Egyptians recognized the healing power of herbs and used them in their medicinal formulations. Nowadays, “Attarin” drug shops and the public use mainly the Unani medicinal system for treatment of their health problems including improvement of memory and old age related diseases. Numerous medicinal plants have been described in old literature of Arabic traditional medicine for treatment of Alzheimer’s disease (AD) (or to strengthen memory).

Methods

In this study, some of these plants were evaluated against three different preliminary bioassays related to AD to explore the possible way of their bio-interaction. Twenty three selected plants were extracted with methanol and screened in vitro against acetylcholinesterase (AChE) and cycloxygenase-1 (COX-1) enzymes. In addition, anti-oxidant activity using DPPH was determined.

Results
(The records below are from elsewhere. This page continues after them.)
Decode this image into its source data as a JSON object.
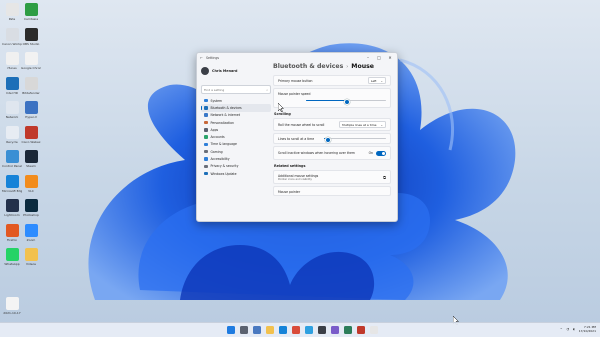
{
  "desktop": {
    "icons": [
      {
        "label": "Pate",
        "color": "#e6e6e6"
      },
      {
        "label": "Camtasia",
        "color": "#2e9d44"
      },
      {
        "label": "Canon Workpad",
        "color": "#d9dde3"
      },
      {
        "label": "OBS Studio",
        "color": "#2b2b2b"
      },
      {
        "label": "iTunes",
        "color": "#f0f0f0"
      },
      {
        "label": "Google Chrome",
        "color": "#f2f2f2"
      },
      {
        "label": "Intel HD",
        "color": "#1d6fb8"
      },
      {
        "label": "Bitdefender",
        "color": "#d8d8d8"
      },
      {
        "label": "Network",
        "color": "#dfe6ef"
      },
      {
        "label": "Hyper-V",
        "color": "#3c72c2"
      },
      {
        "label": "Recycle",
        "color": "#e7ecf3"
      },
      {
        "label": "Cisco Webex",
        "color": "#c0392b"
      },
      {
        "label": "Control Panel",
        "color": "#3a8fd4"
      },
      {
        "label": "Steam",
        "color": "#1b2838"
      },
      {
        "label": "Microsoft Edge",
        "color": "#1683d8"
      },
      {
        "label": "VLC",
        "color": "#f28c1c"
      },
      {
        "label": "Lightroom",
        "color": "#22304a"
      },
      {
        "label": "Photoshop",
        "color": "#0b2a3e"
      },
      {
        "label": "Firefox",
        "color": "#e25822"
      },
      {
        "label": "Zoom",
        "color": "#2d8cff"
      },
      {
        "label": "WhatsApp",
        "color": "#25d366"
      },
      {
        "label": "Videos",
        "color": "#f2c14e"
      },
      {
        "label": "2021-10-17",
        "color": "#f4f4f4"
      }
    ]
  },
  "window": {
    "title": "Settings",
    "back_icon": "←",
    "minimize": "–",
    "maximize": "□",
    "close": "✕",
    "user_name": "Chris Menard",
    "search_placeholder": "Find a setting",
    "search_icon": "⌕",
    "nav": [
      {
        "label": "System",
        "color": "#2f7fd8",
        "selected": false
      },
      {
        "label": "Bluetooth & devices",
        "color": "#1d6fb8",
        "selected": true
      },
      {
        "label": "Network & internet",
        "color": "#3b79c8",
        "selected": false
      },
      {
        "label": "Personalization",
        "color": "#c7683a",
        "selected": false
      },
      {
        "label": "Apps",
        "color": "#5a6070",
        "selected": false
      },
      {
        "label": "Accounts",
        "color": "#2aa36b",
        "selected": false
      },
      {
        "label": "Time & language",
        "color": "#2f7fd8",
        "selected": false
      },
      {
        "label": "Gaming",
        "color": "#6a6f7a",
        "selected": false
      },
      {
        "label": "Accessibility",
        "color": "#2f7fd8",
        "selected": false
      },
      {
        "label": "Privacy & security",
        "color": "#6a6f7a",
        "selected": false
      },
      {
        "label": "Windows Update",
        "color": "#1d6fb8",
        "selected": false
      }
    ],
    "breadcrumb_parent": "Bluetooth & devices",
    "breadcrumb_sep": "›",
    "breadcrumb_current": "Mouse",
    "primary_button_label": "Primary mouse button",
    "primary_button_value": "Left",
    "pointer_speed_label": "Mouse pointer speed",
    "pointer_speed_level": 0.5,
    "scrolling_heading": "Scrolling",
    "roll_label": "Roll the mouse wheel to scroll",
    "roll_value": "Multiple lines at a time",
    "lines_label": "Lines to scroll at a time",
    "lines_level": 0.05,
    "inactive_label": "Scroll inactive windows when hovering over them",
    "inactive_state": "On",
    "related_heading": "Related settings",
    "additional_label": "Additional mouse settings",
    "additional_sub": "Pointer icons and visibility",
    "pointer_label": "Mouse pointer"
  },
  "taskbar": {
    "tray_up": "^",
    "time": "7:21 PM",
    "date": "17/10/2021",
    "apps": [
      "#1e7be0",
      "#5b6270",
      "#4a79c0",
      "#f2c14e",
      "#1683d8",
      "#d94b3a",
      "#2ea0e0",
      "#3b3f47",
      "#7a5cc9",
      "#2c7d5a",
      "#c0392b",
      "#e6e6e6"
    ]
  },
  "colors": {
    "accent": "#0067c0",
    "bloom": "#1f5fe0"
  }
}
Of the tested plant extracts; Adhatoda vasica and Peganum harmala showed inhibitory effect on AChE at IC50 294 μg/ml and 68 μg/ml respectively. Moreover, A. vasica interacted reversibly with the enzyme while P. harmala showed irreversible inhibition. Ferula assafoetida (IC50 3.2 μg/ml), Syzygium aromaticum (34.9 μg/ml) and Zingiber officinalis (33.6 μg/ml) showed activity against COX-1 enzyme. Potent radical scavenging activity was demonstrated by three plant extracts Terminalia chebula (EC50 2.2 μg/ml), T. arjuna (3.1 μg/ml) and Emblica officinalis (6.3 μg/ml).

Conclusion

Interestingly, differential results have been obtained which indicate the variability of the mode of actions for the selected plants. Additionally, the reversible interaction of A. vasica against AChE and the potent activity of F. assafoetida against COX-1 make them effective, new and promising agents for treatment of AD in the future, either as total extracts or their single bioactive constituents.

Keywords:
Egyptian herbal medicine; Unani medicine; Alzheimer’s disease; Anti-acetylcholinesterase; Anti-inflammatory; Anti-oxidant; Adhatoda vasica; Ferula assafoetida